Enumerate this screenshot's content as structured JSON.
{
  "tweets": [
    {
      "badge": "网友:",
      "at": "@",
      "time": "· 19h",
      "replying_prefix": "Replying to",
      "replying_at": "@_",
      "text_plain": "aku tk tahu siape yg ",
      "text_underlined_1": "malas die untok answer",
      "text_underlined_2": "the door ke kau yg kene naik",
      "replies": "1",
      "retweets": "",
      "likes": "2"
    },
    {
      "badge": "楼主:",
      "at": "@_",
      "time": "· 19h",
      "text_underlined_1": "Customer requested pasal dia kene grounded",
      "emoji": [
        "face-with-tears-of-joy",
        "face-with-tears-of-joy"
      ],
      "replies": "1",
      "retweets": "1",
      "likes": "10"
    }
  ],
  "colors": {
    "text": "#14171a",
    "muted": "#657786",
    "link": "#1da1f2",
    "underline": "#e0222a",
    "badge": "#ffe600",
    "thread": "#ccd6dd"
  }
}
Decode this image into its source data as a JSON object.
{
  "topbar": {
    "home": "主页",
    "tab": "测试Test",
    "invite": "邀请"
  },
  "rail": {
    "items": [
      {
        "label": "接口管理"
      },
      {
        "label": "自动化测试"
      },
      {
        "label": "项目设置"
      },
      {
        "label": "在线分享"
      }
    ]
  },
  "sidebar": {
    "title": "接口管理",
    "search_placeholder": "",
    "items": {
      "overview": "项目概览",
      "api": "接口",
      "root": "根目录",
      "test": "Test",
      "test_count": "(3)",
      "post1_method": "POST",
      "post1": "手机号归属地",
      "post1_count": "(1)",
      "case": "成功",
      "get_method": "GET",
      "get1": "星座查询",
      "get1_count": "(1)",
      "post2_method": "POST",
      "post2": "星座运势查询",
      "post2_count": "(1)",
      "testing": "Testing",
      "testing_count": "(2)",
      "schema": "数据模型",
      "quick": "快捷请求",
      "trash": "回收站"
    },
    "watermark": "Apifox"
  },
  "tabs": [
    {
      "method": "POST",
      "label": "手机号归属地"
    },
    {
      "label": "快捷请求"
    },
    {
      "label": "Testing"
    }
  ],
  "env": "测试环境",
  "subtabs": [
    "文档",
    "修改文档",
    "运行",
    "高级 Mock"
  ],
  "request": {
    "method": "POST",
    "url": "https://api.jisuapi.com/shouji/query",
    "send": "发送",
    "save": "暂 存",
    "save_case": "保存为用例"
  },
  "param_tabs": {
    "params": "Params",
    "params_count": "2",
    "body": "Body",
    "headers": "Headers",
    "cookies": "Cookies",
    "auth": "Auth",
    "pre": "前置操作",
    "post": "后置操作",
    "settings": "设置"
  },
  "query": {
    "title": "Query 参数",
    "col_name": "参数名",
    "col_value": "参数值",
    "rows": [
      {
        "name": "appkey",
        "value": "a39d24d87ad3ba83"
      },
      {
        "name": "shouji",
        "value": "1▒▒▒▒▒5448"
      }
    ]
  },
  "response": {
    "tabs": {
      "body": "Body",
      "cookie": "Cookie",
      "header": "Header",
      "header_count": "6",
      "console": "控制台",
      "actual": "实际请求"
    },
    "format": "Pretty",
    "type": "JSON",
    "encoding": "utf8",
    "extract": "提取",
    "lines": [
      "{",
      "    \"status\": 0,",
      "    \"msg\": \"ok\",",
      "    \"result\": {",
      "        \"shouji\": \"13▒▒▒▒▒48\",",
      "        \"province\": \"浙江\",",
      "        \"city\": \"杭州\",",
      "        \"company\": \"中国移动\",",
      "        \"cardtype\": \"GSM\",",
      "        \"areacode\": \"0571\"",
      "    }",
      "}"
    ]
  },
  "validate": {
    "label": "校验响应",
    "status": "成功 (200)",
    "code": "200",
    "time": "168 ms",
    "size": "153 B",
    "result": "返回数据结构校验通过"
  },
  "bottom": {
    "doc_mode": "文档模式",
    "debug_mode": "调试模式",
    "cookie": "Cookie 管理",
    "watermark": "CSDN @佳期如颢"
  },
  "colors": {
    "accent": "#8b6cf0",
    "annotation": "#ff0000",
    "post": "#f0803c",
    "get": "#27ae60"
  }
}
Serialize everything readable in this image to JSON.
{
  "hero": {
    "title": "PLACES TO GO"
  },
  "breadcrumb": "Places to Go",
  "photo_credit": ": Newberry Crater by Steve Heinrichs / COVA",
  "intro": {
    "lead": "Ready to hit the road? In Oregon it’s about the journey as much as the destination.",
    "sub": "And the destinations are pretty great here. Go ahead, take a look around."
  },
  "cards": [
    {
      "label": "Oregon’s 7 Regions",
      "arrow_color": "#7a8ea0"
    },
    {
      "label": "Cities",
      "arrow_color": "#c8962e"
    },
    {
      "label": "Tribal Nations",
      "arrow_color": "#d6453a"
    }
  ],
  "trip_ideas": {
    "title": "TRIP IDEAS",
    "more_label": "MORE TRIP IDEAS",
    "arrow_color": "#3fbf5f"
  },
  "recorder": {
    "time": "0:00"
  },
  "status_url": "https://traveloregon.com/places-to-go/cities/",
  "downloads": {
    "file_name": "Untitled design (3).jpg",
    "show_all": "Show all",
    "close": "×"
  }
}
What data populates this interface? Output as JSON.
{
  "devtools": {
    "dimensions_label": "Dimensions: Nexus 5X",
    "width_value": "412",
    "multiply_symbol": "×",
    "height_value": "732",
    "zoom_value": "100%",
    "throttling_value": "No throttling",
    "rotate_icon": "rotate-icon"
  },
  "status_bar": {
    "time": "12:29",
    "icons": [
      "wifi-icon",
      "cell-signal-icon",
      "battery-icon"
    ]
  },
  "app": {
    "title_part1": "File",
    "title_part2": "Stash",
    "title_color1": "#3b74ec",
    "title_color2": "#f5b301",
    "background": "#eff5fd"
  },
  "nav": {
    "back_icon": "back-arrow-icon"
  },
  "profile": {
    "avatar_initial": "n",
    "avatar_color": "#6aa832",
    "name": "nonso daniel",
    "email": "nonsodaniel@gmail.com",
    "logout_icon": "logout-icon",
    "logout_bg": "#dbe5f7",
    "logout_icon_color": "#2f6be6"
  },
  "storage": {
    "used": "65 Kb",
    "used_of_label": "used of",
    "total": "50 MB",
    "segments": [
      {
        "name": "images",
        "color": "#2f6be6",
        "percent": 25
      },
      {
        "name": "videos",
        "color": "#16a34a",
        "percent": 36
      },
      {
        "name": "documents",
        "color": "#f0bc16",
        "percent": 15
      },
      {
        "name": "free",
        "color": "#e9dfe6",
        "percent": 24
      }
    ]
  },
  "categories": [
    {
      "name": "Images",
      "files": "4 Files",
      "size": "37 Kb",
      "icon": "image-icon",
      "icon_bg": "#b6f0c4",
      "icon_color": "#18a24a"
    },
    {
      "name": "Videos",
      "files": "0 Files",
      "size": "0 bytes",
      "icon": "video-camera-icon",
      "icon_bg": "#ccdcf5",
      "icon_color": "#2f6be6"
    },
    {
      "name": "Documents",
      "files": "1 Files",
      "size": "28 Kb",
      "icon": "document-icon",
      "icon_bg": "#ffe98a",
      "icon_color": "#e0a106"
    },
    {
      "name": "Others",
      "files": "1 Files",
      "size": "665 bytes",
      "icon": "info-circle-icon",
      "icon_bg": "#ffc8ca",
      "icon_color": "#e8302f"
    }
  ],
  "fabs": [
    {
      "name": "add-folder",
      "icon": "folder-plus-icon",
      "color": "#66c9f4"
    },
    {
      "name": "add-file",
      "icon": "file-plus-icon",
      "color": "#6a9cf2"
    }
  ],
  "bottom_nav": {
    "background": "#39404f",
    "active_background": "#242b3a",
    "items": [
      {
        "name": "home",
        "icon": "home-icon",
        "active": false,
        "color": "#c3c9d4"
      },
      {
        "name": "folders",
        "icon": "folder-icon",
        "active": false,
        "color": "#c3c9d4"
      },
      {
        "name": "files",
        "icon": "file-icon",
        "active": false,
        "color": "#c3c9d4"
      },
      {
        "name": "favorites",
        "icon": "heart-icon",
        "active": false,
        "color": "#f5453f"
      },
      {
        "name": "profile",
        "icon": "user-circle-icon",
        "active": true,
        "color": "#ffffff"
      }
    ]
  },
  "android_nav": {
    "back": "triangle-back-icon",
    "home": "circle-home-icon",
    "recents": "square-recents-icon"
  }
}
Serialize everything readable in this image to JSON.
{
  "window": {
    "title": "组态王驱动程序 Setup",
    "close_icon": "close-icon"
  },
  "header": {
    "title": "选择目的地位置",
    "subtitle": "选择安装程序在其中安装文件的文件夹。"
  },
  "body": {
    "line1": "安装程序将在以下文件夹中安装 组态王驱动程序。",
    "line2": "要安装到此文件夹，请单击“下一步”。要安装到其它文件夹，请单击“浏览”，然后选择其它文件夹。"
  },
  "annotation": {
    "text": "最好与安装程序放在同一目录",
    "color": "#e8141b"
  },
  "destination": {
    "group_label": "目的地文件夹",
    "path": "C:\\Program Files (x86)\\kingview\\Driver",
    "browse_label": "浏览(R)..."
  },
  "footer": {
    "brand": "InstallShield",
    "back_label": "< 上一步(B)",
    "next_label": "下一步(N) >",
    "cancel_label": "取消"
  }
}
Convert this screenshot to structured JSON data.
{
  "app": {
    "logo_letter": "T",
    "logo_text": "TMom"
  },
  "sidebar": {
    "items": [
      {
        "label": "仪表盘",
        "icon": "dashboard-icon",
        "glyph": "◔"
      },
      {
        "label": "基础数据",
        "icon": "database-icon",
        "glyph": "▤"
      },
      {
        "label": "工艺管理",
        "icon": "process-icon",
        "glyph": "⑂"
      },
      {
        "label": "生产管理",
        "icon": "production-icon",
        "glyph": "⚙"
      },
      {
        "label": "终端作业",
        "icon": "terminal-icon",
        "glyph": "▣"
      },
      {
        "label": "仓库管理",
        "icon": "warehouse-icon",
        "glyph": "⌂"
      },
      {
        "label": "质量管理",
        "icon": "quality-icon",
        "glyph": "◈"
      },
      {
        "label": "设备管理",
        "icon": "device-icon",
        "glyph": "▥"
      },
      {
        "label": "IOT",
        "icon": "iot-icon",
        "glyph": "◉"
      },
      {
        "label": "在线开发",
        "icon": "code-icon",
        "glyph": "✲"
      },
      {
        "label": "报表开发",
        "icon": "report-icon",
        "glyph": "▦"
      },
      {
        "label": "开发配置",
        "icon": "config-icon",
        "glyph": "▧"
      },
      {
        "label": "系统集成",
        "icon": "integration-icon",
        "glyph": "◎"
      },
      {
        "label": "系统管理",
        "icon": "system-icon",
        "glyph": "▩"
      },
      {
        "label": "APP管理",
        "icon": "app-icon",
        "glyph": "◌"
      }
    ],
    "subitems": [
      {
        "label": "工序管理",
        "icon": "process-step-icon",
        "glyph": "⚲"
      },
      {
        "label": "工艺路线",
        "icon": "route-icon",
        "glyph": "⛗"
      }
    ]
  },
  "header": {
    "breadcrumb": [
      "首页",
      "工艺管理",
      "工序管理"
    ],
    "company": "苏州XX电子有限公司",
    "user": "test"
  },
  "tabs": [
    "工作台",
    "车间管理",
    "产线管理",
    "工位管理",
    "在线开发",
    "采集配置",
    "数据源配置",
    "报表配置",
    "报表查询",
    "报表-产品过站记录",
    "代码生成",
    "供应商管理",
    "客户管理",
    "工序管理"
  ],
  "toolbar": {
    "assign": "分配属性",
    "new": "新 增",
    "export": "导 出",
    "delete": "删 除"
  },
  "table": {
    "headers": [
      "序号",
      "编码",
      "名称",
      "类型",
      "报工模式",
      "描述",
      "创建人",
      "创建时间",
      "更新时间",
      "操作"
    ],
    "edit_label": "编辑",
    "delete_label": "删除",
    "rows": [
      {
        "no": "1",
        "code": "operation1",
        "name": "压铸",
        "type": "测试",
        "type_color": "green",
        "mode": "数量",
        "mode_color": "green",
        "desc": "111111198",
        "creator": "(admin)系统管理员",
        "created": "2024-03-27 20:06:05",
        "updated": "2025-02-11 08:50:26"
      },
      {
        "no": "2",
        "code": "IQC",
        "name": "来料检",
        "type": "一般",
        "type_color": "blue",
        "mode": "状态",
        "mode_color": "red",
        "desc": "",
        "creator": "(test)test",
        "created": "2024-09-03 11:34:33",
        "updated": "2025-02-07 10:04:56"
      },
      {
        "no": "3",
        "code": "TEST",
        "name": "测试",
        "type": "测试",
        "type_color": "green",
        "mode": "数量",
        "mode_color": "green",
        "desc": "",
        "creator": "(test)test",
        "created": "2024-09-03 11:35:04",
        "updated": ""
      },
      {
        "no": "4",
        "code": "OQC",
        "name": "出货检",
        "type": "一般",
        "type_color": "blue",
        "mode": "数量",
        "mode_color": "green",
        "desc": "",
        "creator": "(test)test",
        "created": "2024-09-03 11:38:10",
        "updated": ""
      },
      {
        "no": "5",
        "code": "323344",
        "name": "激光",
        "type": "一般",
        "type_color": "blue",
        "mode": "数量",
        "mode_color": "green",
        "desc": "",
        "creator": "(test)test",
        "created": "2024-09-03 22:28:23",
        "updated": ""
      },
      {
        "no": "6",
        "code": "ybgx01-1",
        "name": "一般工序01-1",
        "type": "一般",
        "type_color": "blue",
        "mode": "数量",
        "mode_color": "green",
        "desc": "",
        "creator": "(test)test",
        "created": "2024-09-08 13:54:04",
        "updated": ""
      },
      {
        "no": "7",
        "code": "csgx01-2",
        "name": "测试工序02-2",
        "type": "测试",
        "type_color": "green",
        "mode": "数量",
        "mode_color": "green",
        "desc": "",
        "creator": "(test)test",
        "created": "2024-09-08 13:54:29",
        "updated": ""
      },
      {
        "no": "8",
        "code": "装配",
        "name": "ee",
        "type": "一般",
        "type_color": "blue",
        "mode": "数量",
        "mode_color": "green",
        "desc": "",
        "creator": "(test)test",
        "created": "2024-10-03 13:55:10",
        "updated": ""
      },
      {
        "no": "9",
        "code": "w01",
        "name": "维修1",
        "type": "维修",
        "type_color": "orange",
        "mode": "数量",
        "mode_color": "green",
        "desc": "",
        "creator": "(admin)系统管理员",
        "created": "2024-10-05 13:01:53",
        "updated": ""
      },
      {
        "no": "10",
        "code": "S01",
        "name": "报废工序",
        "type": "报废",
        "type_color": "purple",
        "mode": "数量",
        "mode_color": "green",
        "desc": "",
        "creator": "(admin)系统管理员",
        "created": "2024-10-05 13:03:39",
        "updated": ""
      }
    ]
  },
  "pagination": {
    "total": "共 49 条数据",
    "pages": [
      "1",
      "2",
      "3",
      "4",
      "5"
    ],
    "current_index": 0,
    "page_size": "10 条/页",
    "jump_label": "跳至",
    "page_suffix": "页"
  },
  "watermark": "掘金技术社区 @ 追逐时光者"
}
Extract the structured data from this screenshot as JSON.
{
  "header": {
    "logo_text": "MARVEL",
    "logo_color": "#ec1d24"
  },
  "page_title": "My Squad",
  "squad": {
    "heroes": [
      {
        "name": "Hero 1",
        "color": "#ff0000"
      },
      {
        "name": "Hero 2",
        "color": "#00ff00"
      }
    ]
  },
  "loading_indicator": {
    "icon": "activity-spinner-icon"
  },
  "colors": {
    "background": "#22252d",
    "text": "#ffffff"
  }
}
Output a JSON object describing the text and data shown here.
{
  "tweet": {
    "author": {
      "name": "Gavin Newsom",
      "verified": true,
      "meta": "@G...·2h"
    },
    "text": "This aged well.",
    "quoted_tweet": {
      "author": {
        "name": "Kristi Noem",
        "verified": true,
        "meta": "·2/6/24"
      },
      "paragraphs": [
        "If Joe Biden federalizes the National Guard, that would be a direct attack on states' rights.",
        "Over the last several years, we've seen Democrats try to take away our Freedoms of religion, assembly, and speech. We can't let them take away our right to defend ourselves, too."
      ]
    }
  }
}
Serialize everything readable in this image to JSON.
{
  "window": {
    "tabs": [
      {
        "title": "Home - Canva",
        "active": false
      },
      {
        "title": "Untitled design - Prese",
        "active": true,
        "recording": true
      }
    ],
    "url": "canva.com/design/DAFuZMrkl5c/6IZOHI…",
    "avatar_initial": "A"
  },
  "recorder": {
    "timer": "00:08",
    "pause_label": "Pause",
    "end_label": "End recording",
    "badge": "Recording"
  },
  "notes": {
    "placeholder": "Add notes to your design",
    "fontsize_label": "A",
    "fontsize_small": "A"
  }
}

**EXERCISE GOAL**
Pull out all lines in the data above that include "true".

**SOLVED EXERCISE**
        "active": true,
      "verified": true,
        "verified": true,
        "active": true,
        "recording": true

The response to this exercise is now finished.